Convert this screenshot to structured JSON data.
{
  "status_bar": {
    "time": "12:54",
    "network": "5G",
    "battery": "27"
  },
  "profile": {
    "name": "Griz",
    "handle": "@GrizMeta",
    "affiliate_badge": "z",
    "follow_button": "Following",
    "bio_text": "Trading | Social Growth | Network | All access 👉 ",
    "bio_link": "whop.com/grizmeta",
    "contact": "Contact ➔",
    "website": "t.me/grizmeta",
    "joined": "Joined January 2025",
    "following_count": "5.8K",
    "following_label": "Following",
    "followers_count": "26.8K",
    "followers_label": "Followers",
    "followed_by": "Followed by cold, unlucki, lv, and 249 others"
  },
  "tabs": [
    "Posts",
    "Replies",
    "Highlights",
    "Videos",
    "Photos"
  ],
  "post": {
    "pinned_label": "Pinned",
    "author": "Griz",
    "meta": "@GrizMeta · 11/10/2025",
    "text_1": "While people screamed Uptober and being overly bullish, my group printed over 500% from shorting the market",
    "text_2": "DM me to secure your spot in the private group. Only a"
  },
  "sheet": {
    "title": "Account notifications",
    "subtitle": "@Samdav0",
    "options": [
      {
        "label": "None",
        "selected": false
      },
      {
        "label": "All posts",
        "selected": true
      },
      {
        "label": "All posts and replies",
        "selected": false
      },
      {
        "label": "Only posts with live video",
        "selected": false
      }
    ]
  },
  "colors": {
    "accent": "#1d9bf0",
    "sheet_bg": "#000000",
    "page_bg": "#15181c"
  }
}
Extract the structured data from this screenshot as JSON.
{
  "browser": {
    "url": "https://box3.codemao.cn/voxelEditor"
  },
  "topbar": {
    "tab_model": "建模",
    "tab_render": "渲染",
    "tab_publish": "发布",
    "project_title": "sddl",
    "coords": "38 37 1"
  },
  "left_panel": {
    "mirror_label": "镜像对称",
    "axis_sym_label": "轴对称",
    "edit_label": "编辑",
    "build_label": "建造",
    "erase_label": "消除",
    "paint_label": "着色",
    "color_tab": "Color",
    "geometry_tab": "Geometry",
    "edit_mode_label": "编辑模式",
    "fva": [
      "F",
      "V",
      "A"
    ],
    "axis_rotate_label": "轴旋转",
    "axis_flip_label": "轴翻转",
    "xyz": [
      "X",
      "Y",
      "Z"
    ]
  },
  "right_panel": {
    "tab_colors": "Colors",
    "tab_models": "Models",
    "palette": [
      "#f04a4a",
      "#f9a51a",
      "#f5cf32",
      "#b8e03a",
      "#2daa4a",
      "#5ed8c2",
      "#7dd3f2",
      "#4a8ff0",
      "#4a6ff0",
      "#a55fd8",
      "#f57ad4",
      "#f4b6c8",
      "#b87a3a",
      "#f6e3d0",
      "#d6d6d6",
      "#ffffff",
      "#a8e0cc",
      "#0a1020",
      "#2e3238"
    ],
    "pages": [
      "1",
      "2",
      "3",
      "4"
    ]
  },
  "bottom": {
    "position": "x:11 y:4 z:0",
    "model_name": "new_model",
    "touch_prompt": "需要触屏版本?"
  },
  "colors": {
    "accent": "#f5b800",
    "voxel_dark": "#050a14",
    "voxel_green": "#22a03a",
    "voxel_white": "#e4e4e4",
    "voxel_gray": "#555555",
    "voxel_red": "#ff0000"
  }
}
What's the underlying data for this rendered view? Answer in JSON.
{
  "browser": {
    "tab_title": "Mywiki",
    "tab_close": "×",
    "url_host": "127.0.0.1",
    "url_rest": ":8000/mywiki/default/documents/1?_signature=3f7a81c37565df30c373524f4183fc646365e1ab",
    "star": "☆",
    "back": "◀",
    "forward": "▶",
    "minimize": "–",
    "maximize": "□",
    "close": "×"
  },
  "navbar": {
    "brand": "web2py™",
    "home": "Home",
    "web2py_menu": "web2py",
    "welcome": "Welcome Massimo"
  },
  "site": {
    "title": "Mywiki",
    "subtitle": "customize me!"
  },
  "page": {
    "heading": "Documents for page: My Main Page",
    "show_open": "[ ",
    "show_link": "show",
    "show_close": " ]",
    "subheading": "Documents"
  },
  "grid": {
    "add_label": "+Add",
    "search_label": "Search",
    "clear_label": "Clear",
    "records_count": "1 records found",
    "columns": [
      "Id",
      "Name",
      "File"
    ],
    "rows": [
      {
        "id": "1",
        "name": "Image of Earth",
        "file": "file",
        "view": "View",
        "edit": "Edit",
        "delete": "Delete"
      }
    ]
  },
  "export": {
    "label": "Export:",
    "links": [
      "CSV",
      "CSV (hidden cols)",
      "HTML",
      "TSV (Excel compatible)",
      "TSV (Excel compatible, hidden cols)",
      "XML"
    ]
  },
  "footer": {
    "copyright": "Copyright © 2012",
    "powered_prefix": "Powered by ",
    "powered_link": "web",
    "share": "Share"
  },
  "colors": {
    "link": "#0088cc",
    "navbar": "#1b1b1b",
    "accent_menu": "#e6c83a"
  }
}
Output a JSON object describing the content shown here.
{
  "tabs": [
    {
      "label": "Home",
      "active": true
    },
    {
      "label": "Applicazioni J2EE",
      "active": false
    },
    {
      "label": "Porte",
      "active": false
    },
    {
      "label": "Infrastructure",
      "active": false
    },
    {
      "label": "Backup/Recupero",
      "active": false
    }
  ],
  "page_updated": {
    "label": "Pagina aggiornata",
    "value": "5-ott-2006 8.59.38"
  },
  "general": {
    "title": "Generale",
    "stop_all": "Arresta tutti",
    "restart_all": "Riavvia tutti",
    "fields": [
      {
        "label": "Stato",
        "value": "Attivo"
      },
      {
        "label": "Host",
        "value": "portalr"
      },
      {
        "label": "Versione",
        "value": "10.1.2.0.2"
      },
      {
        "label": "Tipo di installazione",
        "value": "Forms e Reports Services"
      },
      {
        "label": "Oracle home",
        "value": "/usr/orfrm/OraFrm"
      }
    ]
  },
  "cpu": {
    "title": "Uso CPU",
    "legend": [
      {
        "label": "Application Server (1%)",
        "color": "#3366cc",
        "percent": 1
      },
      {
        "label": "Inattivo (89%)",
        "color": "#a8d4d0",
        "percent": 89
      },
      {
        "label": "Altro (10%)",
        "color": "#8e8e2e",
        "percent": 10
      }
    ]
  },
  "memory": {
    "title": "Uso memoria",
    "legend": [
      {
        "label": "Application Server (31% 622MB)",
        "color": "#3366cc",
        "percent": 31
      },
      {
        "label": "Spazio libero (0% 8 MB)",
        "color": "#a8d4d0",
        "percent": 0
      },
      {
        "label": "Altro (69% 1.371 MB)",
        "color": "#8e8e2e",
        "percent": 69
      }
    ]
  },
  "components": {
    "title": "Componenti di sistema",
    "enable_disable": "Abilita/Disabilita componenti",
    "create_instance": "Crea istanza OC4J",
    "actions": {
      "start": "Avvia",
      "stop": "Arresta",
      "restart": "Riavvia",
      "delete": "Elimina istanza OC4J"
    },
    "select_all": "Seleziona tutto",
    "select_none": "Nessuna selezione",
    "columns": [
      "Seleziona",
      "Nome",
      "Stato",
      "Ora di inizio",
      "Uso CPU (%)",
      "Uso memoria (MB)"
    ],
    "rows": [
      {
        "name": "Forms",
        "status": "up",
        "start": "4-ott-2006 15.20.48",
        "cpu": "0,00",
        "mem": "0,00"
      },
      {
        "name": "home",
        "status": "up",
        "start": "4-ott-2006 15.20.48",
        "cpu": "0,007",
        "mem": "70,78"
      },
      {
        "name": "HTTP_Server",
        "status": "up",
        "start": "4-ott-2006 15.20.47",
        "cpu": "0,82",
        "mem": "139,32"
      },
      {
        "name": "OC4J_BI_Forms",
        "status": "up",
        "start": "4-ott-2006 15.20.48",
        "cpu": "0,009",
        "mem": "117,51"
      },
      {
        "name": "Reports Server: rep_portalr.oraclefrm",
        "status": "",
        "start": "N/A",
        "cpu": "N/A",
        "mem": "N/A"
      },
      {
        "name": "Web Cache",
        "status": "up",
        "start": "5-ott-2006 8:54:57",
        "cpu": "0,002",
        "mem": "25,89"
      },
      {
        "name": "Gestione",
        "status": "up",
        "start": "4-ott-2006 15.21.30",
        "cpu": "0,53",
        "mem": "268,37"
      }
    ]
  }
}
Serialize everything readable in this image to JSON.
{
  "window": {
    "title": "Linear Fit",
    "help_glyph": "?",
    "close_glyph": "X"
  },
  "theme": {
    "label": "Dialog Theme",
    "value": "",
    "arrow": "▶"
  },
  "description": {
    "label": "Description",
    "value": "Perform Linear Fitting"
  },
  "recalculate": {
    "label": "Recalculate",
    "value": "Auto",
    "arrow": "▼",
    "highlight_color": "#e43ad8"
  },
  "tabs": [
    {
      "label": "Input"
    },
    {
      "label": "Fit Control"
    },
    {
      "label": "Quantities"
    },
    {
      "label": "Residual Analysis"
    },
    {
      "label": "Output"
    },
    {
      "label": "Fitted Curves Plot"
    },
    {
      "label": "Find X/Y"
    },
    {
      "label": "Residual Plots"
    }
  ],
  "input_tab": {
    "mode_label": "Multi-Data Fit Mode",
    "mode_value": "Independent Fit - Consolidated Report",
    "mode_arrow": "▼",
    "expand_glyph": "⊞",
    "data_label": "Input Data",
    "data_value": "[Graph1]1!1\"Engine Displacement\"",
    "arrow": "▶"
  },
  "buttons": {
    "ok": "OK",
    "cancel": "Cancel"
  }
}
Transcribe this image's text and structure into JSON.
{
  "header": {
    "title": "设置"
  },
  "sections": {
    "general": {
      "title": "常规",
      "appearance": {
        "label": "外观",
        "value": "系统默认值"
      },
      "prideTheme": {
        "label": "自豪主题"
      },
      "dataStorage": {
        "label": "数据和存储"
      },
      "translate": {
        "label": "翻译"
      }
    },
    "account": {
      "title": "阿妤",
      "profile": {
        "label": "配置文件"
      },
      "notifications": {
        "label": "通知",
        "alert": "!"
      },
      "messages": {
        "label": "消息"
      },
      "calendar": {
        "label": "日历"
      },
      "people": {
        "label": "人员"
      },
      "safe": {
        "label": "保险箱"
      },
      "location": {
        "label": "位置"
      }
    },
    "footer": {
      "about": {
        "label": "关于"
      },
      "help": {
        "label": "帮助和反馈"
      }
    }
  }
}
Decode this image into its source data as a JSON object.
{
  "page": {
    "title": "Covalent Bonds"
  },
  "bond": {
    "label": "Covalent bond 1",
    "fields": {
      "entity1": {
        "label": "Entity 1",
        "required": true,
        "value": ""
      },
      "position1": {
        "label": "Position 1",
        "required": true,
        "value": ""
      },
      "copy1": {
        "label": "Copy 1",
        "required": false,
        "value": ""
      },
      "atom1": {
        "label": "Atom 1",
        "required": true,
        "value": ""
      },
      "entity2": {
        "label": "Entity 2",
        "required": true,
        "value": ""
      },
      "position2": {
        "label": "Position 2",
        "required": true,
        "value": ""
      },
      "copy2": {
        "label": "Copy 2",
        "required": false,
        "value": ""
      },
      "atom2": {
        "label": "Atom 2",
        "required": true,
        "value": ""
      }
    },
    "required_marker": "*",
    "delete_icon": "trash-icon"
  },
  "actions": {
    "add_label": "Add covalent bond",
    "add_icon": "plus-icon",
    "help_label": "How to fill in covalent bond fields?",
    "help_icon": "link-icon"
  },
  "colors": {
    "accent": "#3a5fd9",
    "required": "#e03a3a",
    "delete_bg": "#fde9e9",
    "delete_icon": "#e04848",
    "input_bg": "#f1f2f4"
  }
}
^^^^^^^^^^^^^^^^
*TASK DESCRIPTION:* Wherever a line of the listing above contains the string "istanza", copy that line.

*SOLUTION FOR THIS EXERCISE:*
    "create_instance": "Crea istanza OC4J",
      "delete": "Elimina istanza OC4J"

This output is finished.